[[ Material shown open ]]

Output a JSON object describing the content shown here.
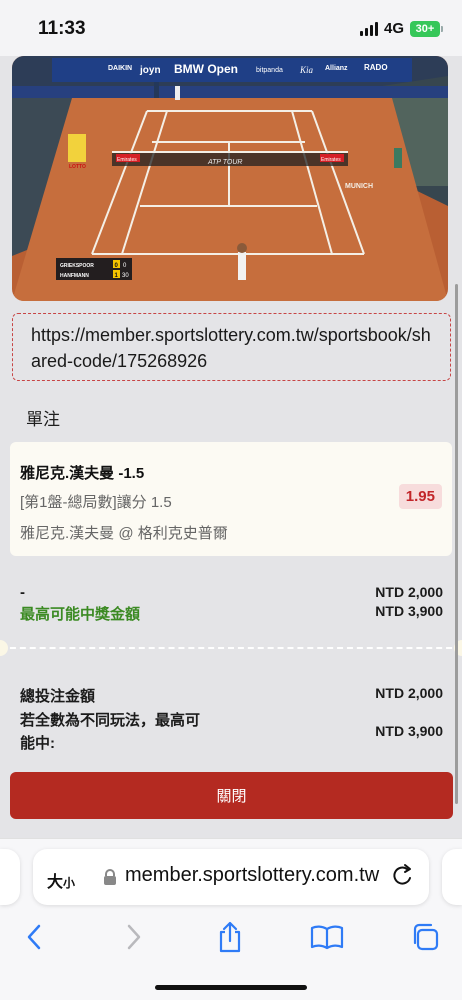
{
  "status_bar": {
    "time": "11:33",
    "network": "4G",
    "battery": "30+"
  },
  "video": {
    "sponsors": [
      "DAIKIN",
      "joyn",
      "BMW Open",
      "bitpanda",
      "Kia",
      "Allianz",
      "RADO"
    ],
    "net_sign_left": "Emirates",
    "net_sign_right": "Emirates",
    "tour_logo": "ATP TOUR",
    "side_logo": "LOTTO",
    "wall_text": "MUNICH",
    "score": {
      "players": [
        {
          "name": "GRIEKSPOOR",
          "sets": "0",
          "games": "0"
        },
        {
          "name": "HANFMANN",
          "sets": "1",
          "games": "30"
        }
      ]
    }
  },
  "share_link": "https://member.sportslottery.com.tw/sportsbook/shared-code/175268926",
  "section_title": "單注",
  "bet": {
    "selection": "雅尼克.漢夫曼 -1.5",
    "market": "[第1盤-總局數]讓分 1.5",
    "match": "雅尼克.漢夫曼 @ 格利克史普爾",
    "odds": "1.95"
  },
  "stake_row": {
    "label": "-",
    "value": "NTD 2,000"
  },
  "max_win_row": {
    "label": "最高可能中獎金額",
    "value": "NTD 3,900"
  },
  "total_stake": {
    "label": "總投注金額",
    "value": "NTD 2,000"
  },
  "max_if_all": {
    "label_line1": "若全數為不同玩法，最高可",
    "label_line2": "能中:",
    "value": "NTD 3,900"
  },
  "close_button": "關閉",
  "browser": {
    "text_size_label": "大",
    "text_size_small": "小",
    "url": "member.sportslottery.com.tw"
  },
  "colors": {
    "accent_red": "#b42a21",
    "odds_red": "#c2262a",
    "win_green": "#3b8a23",
    "clay": "#c0693a"
  }
}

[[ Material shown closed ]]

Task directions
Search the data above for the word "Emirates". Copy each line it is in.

Answer to the exercise
    "net_sign_left": "Emirates",
    "net_sign_right": "Emirates",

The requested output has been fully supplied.